Music creators should be aware, however, that copyright laws and distribution rules often differ from country to country, so the public performances and reproductions that generate royalties in one territory may not in another. For example, while both the CMRRA and SOCAN RR distribute broadcast mechanicals for the creation of incidental copies of musical works for radio broadcasts, US PROs do not. Currency exchange rates and withholding taxes in certain territories may also affect the total revenue music creators receive from international collection.
Furthermore, when a musical work is used in a foreign territory where there are multiple collective societies that administer the same rights, in order to avoid conflicts, the music creator should indicate to their Canadian society which foreign society they would like to affiliate with. As an example, SOCAN has reciprocal agreements with three US PROs—BMI, ASCAP, and SESAC. So when a musical work is performed in the US, the music creator should direct SOCAN to authorize one of these three organizations (usually BMI or ASCAP, since SESAC membership is by invitation only) to administer the performing rights there. For AV productions, this information can be included on the cue sheet.

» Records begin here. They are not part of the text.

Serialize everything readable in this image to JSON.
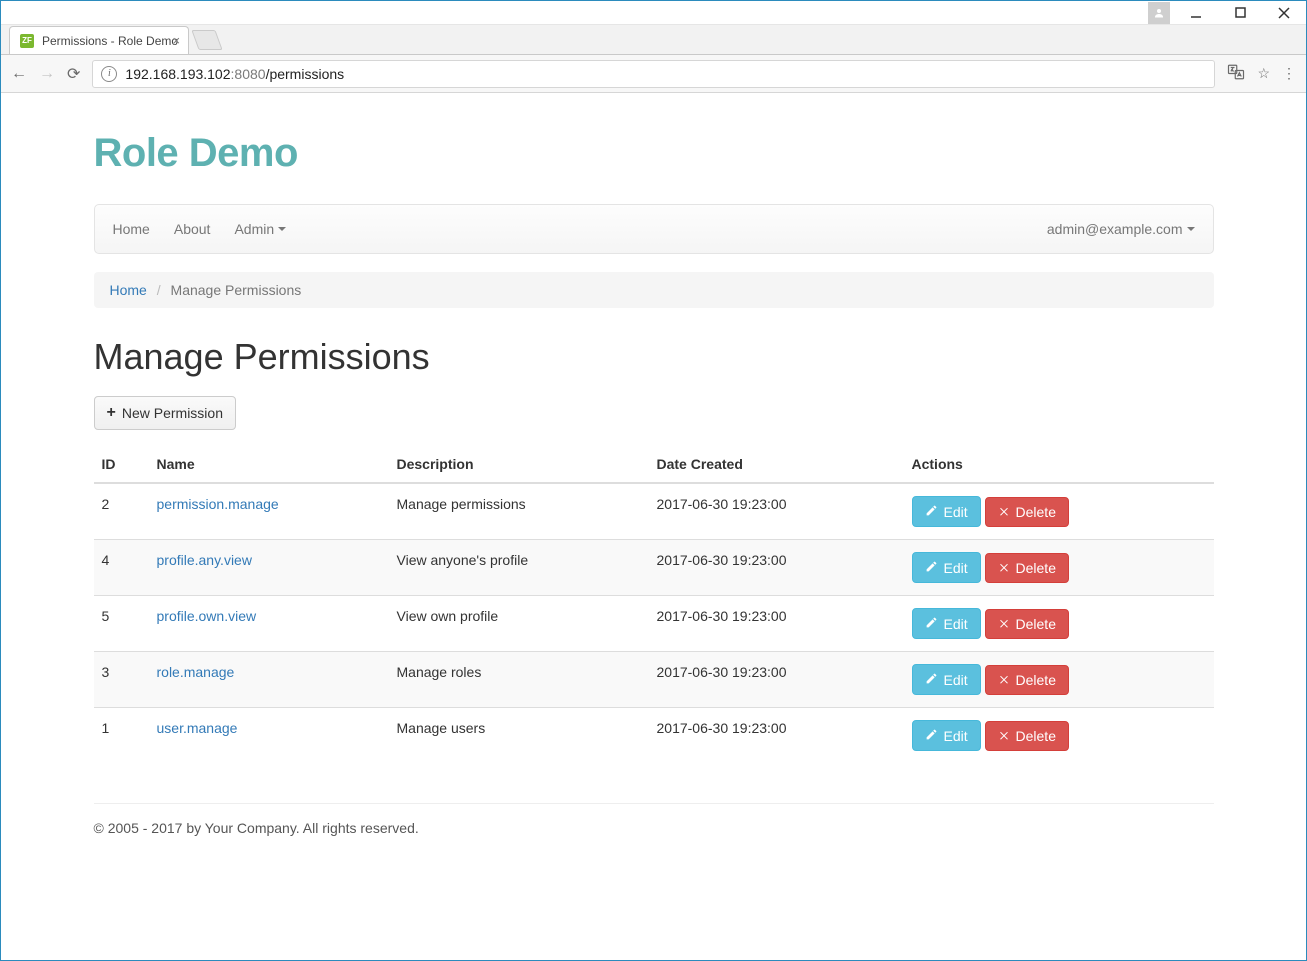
{
  "browser": {
    "tab_title": "Permissions - Role Demo",
    "url_host": "192.168.193.102",
    "url_port": ":8080",
    "url_path": "/permissions"
  },
  "brand": "Role Demo",
  "navbar": {
    "home": "Home",
    "about": "About",
    "admin": "Admin",
    "user_menu": "admin@example.com"
  },
  "breadcrumb": {
    "home": "Home",
    "current": "Manage Permissions"
  },
  "page_title": "Manage Permissions",
  "new_permission_label": "New Permission",
  "columns": {
    "id": "ID",
    "name": "Name",
    "description": "Description",
    "date_created": "Date Created",
    "actions": "Actions"
  },
  "action_labels": {
    "edit": "Edit",
    "delete": "Delete"
  },
  "rows": [
    {
      "id": "2",
      "name": "permission.manage",
      "description": "Manage permissions",
      "date": "2017-06-30 19:23:00"
    },
    {
      "id": "4",
      "name": "profile.any.view",
      "description": "View anyone's profile",
      "date": "2017-06-30 19:23:00"
    },
    {
      "id": "5",
      "name": "profile.own.view",
      "description": "View own profile",
      "date": "2017-06-30 19:23:00"
    },
    {
      "id": "3",
      "name": "role.manage",
      "description": "Manage roles",
      "date": "2017-06-30 19:23:00"
    },
    {
      "id": "1",
      "name": "user.manage",
      "description": "Manage users",
      "date": "2017-06-30 19:23:00"
    }
  ],
  "footer": "© 2005 - 2017 by Your Company. All rights reserved."
}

If a Canadian music creator believes they haven’t been paid for an international performance or reproduction, they should follow these steps:
- Check that the foreign territory distributes royalties for the type of performance or reproduction in question.
- Confirm that the musical work has been registered with all applicable Canadian collective societies.
- Consider the length of time it’s been since the performance or reproduction took place (international royalties may take two or three years to collect and distribute).
- Ensure that all required documentation (e.g., the cue sheet for an AV production, the Notification of Live Music Performance form for an in-person concert, etc.) has been submitted to SOCAN.
- Contact the Canadian collective society directly if all of the above has been completed but no international royalties have been received.
Because it’s in their best interests—and the interests of their members—collective societies are continually exploring ways to make information-sharing between organizations as efficient, accurate, and equitable as possible. Much of this work is being done by the International Confederation of Societies of Authors and Composers (CISAC), which counts among its members more than 225 collective societies across the globe. Some of CISAC’s initiatives include CIS-Net (an international database of creative-work registration information) and an effort to standardize cue sheets across countries and organizations.